Following is an excerpt from the podcast-
Meredith – What inspired you to work in this field of social media and online safety?
Amitabh - We realized how the world is moving towards technology, and that issues of social injustice are being carried over to the online spaces. Our organization, Social Media Matters, looks into three pillars of online safety- cyber bullying, digital parenting (digital migrants bringing up digital natives) and raising awareness regarding fake news.
Our methodology involves doing research, creating awareness content, and going into the community for conducting workshops. We focus on India, but learn from global players and communities from across the world.
Meredith - Can you tell us a little bit about caste discrimination?

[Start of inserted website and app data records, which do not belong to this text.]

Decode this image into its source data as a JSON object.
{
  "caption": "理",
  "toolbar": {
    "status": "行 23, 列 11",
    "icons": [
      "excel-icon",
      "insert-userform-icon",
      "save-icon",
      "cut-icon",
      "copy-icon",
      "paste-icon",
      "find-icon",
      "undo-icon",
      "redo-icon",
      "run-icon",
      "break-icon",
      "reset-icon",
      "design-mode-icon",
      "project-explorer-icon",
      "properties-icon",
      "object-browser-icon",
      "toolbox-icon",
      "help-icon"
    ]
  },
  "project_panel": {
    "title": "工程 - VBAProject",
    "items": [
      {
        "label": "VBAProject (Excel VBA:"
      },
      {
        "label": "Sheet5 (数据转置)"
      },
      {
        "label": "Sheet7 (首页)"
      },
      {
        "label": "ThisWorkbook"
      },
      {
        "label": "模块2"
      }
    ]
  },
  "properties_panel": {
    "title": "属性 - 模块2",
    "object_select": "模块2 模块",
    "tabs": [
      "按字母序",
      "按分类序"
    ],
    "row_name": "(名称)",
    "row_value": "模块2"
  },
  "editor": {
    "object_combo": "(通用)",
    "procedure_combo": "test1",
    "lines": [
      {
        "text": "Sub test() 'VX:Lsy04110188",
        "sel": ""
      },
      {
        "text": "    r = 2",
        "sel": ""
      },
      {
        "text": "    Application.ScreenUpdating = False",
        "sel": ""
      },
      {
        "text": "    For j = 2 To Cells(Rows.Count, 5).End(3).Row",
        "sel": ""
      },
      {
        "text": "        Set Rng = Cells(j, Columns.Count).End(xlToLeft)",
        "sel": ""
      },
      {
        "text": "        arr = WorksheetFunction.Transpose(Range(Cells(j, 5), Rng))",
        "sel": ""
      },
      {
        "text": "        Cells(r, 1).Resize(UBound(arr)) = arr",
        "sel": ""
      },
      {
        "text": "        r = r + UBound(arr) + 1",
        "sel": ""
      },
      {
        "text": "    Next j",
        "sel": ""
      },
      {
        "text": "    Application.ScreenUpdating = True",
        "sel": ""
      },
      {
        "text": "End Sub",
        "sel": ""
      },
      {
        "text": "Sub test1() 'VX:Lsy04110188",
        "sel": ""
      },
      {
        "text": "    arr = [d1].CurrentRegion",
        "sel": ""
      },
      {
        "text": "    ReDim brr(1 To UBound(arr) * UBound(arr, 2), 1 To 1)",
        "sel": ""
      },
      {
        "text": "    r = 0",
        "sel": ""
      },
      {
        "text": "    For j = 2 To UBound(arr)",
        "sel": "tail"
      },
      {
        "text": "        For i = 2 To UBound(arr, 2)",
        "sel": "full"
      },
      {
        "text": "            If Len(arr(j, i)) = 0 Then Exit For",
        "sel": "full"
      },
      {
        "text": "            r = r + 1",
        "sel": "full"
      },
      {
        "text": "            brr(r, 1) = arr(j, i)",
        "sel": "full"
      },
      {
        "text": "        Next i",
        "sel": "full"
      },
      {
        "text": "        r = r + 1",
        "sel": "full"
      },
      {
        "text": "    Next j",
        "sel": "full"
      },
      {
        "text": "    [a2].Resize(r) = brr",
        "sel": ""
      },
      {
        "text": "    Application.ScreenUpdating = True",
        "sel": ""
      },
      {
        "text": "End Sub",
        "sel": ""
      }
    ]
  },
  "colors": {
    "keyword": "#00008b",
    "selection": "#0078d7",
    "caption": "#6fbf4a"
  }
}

Amitabh - Caste discrimination is the oldest form of social discrimination in India, and many research studies have been conducted to dissect and understand the very nature and complexity of this issue. It is very similar to racism, in that there is a hierarchical caste system, where at the top are the priests and at the bottom are the workers. Then there is a category of people who do not fall under the caste system, and are called "Untouchables". They do menial jobs like cleaning toilets and dealing with dead bodies, which is considered ‘impure’. This thought process of caste discrimination has continued to the online space, since the Indian society has not been able to get over this caste system.
Meredith - What are the legal implications of caste discrimination? What does the government do about it?
Amitabh - The legal frameworks are very strong and in place; the problem is with the implementation.
Meredith - What does this look like in the realm of online spaces? What are the specific challenges?
Amitabh - There are some very active social groups which work on this issue. But the key to understanding this, is that since it has been going on for centuries, many people don't realize that they are being discriminatory. Similarly, people don't realize that they are being discriminated against.
In the online spaces, as per community guidelines, the usage of certain caste names are not permitted, as they are discriminatory in nature.
For tech companies in San Francisco, this issue becomes a challenge because it is quite complex. The scale of this discrimination is huge. If there is a trend or a viral video which is discriminating to certain castes, who do they prosecute?
Meredith - What is Spectrum and Social Media Matters working on together?
Justin – We are coming up with a tool, to be used to identifying instances of caste based discrimination on various online platforms. In order to do this, data has to be analyzed by AI tools. However, before understanding data, it is important to have definitions, and to identify data sets.
Amitabh - A lot of nuanced work has gone into coming up with these definitions, and Spectrum had the tools to incorporate this qualitative data.
Meredith - What are the potential complications in the online space in Text Vs Voice?
Justin – In analyzing text, it’s entire context needs to be understood. One needs to understand whether it was a stand-alone conversation, or part of a larger context and conversation. In terms of voice, there are many other challenges that come into the picture. It is an extensive process, and the technology for transcription of voice to text is still lacking.
Amitabh - Content moderation is a very complex task. Things like humour and sarcasm, require a great deal of understanding of context and culture to transcribe appropriately. A greater level of collaboration is needed between the tech community and those who understand the content. The computer sciences and social sciences need to merge to solve this problem. This is what has happened with our collaboration with Spectrum as well.
What is the end goal of this collaboration? What does it mean for Social Media platforms?
Amitabh - Social media platforms take the formulation of community guidelines seriously, however, it is the implementation which is the problem. Our tool will help them to implement their guidelines better. Our team believes in cyber etiquette and we work towards it in various ways. The aim of this collaboration, is to raise awareness about caste discrimination and our focus is to understand that while technology is a tool, the solution to these problems lies with the users.
Meredith - If more people had access to technology and platforms, would there be a positive change or would it get more toxic?
Amitabh – It is a mix of both. Initially it would get more toxic, but as that increases, greater awareness would also be generated. It is important for platforms to take a strong stance before things get worse.
Meredith- Five years from now, where do you see this technology go? What is your goal with regards to caste discrimination and toxic behaviour in the online spaces?
Justin – The ultimate goal is that the internet becomes an equitable space, and that each person gets the same quality of experience on online platforms.
Amitabh – The process now is that the focus for tech companies is to create the product and then once it becomes a success and the company becomes big, that’s when they start thinking about safety. The true win would be to think of safety on day one of the company’s inception, and to integrate it at the time of product creation. I quote Einstein here, who said “Technology without morals is pointless”. Safety needs to be a systemic part of any tech product, and that needs to be understood.
Thank you Spectrum Labs for hosting this wonderful conversation, and enabling us to elucidate our ideas regarding caste discrimination in the online spaces in a clear manner for everyone!